In all of this, partly funded by a Kickstarter campaign with the tagline “Comics vs. Dictatorship in Equatorial Guinea,” Esono hopes to capitalize on what many in Malabo perceive as a gradual easing of Obiang’s decades-long stranglehold on the forces of soft power. Hannah Appel, an anthropologist who studies Equatorial Guinea’s relationship with multinational oil companies, sees this evolution as the inevitable byproduct of the age of oil. “Equatorial Guinea is a much more bustling place today than it was as a pariah state,” she told me. Esono grew up during the claustrophobic years when roadblocks were seemingly everywhere and passes were required to move through the country. “Most people had never left their home cities and towns,” Appel said. “Today, there are thousands of people flying in and out all the time—Americans, Western
Europeans, Filipinos, people from all over the world who are part of the oil-working diaspora.

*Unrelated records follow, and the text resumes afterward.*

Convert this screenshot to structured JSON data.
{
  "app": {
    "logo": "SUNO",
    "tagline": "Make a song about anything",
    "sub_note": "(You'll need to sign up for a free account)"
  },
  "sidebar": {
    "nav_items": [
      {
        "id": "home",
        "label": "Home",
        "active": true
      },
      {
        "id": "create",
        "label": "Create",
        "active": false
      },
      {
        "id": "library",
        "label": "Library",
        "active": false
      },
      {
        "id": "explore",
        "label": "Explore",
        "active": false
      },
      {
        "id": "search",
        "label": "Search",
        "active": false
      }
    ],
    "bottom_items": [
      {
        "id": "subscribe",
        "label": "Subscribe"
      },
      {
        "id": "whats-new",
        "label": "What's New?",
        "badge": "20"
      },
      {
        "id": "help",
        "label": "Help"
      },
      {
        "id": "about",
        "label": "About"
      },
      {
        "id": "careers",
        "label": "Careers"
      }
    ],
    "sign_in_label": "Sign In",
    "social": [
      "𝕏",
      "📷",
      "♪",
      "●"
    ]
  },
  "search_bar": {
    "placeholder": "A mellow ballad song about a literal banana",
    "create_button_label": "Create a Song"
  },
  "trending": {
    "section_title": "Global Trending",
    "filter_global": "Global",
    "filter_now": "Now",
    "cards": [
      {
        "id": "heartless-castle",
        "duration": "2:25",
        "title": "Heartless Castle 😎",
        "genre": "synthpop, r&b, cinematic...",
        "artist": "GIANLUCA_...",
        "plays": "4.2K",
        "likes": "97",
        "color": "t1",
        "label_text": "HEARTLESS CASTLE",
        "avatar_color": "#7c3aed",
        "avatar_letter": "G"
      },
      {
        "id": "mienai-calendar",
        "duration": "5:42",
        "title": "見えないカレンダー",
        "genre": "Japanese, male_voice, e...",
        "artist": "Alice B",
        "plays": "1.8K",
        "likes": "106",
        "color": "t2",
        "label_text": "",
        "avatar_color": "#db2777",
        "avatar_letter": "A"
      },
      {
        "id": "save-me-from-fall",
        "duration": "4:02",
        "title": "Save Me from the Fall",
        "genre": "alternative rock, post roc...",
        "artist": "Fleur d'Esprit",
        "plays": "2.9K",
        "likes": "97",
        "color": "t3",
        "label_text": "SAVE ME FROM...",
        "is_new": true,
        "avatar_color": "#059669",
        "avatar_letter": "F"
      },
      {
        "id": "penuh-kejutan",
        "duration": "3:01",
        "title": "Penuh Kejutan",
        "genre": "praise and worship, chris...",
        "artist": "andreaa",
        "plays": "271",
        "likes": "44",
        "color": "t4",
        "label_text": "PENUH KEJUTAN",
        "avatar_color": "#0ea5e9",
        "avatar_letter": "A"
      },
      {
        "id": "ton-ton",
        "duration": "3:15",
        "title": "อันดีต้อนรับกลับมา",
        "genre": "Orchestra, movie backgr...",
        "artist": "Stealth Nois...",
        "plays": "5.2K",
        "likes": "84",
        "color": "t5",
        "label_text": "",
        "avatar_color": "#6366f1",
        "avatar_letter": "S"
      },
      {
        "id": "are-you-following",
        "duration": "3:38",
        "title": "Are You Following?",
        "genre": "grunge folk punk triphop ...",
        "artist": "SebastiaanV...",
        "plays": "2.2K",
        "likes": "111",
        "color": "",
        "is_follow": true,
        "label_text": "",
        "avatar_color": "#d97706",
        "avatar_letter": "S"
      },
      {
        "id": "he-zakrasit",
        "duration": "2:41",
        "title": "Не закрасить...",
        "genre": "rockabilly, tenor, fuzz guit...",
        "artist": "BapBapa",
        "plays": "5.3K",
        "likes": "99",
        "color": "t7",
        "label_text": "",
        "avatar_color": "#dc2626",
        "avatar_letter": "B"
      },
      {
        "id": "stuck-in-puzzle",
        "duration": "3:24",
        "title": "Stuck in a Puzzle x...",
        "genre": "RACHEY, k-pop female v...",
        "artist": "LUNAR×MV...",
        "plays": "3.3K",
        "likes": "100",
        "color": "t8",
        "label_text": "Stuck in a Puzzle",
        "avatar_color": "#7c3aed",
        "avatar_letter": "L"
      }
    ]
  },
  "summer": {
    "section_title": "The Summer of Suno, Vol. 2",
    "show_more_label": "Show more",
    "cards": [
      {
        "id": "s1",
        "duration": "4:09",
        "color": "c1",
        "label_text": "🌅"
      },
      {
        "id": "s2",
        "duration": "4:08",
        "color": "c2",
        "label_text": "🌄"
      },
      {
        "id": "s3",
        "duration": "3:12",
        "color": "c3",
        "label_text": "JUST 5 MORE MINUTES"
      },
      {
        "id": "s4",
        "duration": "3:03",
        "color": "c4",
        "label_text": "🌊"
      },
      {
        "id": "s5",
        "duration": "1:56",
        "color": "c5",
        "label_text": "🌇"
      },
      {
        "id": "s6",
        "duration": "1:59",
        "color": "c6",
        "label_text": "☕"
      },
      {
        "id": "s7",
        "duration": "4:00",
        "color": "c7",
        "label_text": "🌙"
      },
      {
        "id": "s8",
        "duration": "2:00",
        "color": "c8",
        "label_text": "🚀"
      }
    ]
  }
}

That claustrophobia has had to change, a little bit.” In spite of the efforts made by the regime and oil companies to keep the offshore industry cordoned off from the local population—those efforts are the focus of Appel’s research—some degree of mixing has been inevitable.
Appel relayed a joke that’s become popular of late in Malabo: “We used to have a dictadura,” people say—a hard dictatorship. “Now we have a dicta-blanda”—a soft one. A smattering of exiles have returned to start shops and businesses, and in 2012 the country got its first bona fide bookstore.
In Esono’s words, “the old man can no longer control the mentality of the country: He controls what you eat, whether you’re able to eat or not, but he can’t control what you think.” With La Pesadilla de Obi, Esono is hoping to generate more than the cowed reaction he saw to Ávila Laurel’s hunger strike in 2011. By spiriting several thousand copies of the book into the country clandestinely, he wants to give average citizens the opportunity to engage with ideas that have long been banished from the country.
Appel maintains that “the vast majority of [Equatoguineans] would consider themselves dissidents, but they are terrified.” They are dissidents who have hitherto been too hobbled by repression and reliance on the regime’s patronage to speak out. “People have no idea if they’ll be met with quick and direct violence,” she says. Thus, according to Appel, they cannot trust one another enough to plan the kind of mass protests that might exert meaningful pressure on Obiang’s regime.
Could a comic book change that? In the concluding pages of Pesadilla, the exhausted autocrat leaves jail and seeks refuge in the back of a Catholic church, where he nods off to the sounds of the parishioners taking confession. So begins the “nightmare within the nightmare,” in which the devil himself offers to lead Obi on a tour of hell. Here, too, we encounter a problem of trust— “Calm down, calm down, papa,” the devil cautions Obi. “You don’t trust me? We’re soulmates.”